# DIRECTIONS FOR THIS TASK
Extract every line from the records below that contains the word "event".
____________
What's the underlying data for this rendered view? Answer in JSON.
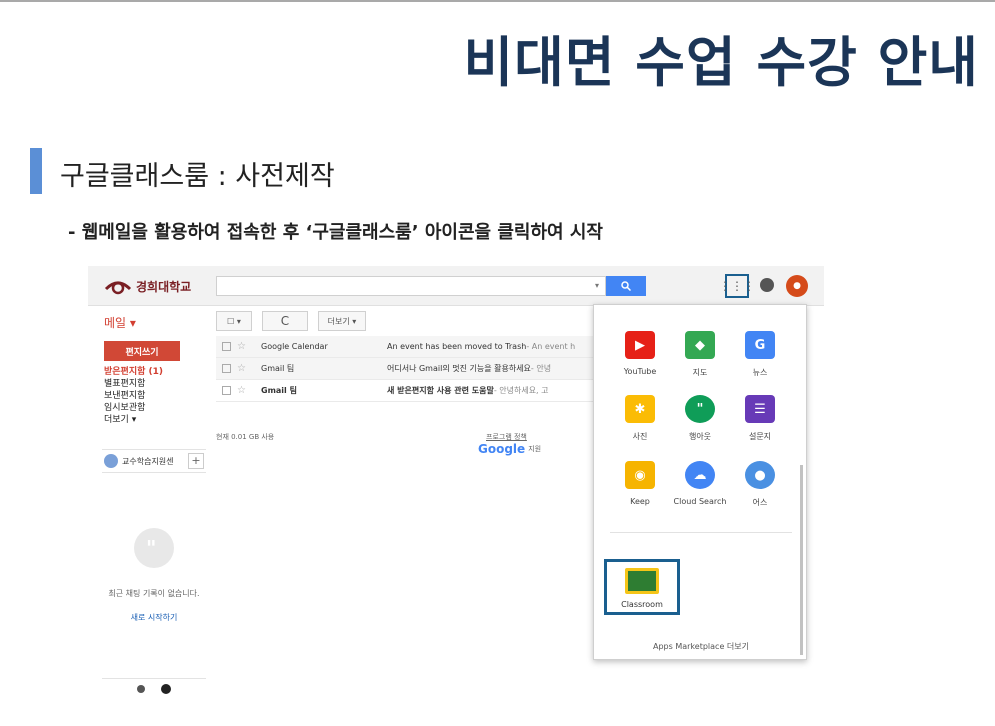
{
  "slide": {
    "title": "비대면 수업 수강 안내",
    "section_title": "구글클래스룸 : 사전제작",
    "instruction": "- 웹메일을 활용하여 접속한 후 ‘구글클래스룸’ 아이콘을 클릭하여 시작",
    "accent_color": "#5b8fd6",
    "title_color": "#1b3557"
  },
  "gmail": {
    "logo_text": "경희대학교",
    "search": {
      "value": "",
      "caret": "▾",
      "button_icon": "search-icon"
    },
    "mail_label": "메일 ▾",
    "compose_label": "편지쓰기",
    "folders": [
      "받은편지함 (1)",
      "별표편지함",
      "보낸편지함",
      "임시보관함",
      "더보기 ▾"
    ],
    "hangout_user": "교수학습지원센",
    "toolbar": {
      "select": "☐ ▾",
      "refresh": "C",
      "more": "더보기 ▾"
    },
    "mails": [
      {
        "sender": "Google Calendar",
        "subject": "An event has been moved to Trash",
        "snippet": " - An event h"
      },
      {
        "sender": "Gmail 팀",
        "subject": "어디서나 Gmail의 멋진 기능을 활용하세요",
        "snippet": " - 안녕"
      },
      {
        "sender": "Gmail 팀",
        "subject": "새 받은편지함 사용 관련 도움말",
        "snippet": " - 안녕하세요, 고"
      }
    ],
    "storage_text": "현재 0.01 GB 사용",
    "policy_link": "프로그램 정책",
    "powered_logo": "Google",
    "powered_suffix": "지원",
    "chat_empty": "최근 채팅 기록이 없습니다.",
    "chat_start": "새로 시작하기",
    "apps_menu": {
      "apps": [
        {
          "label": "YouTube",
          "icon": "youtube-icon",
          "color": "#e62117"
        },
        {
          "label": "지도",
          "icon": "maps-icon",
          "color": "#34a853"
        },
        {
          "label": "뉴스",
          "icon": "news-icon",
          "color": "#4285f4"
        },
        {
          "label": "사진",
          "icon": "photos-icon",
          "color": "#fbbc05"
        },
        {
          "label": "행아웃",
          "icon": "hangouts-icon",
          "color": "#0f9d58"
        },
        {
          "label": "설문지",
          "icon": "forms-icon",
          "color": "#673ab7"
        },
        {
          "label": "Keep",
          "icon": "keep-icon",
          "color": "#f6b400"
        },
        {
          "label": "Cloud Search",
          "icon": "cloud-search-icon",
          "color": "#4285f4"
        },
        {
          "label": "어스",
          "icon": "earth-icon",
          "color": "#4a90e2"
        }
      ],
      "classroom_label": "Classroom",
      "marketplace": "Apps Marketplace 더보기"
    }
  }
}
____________
# ANSWER TO THIS EXERCISE
        "subject": "An event has been moved to Trash",
        "snippet": " - An event h"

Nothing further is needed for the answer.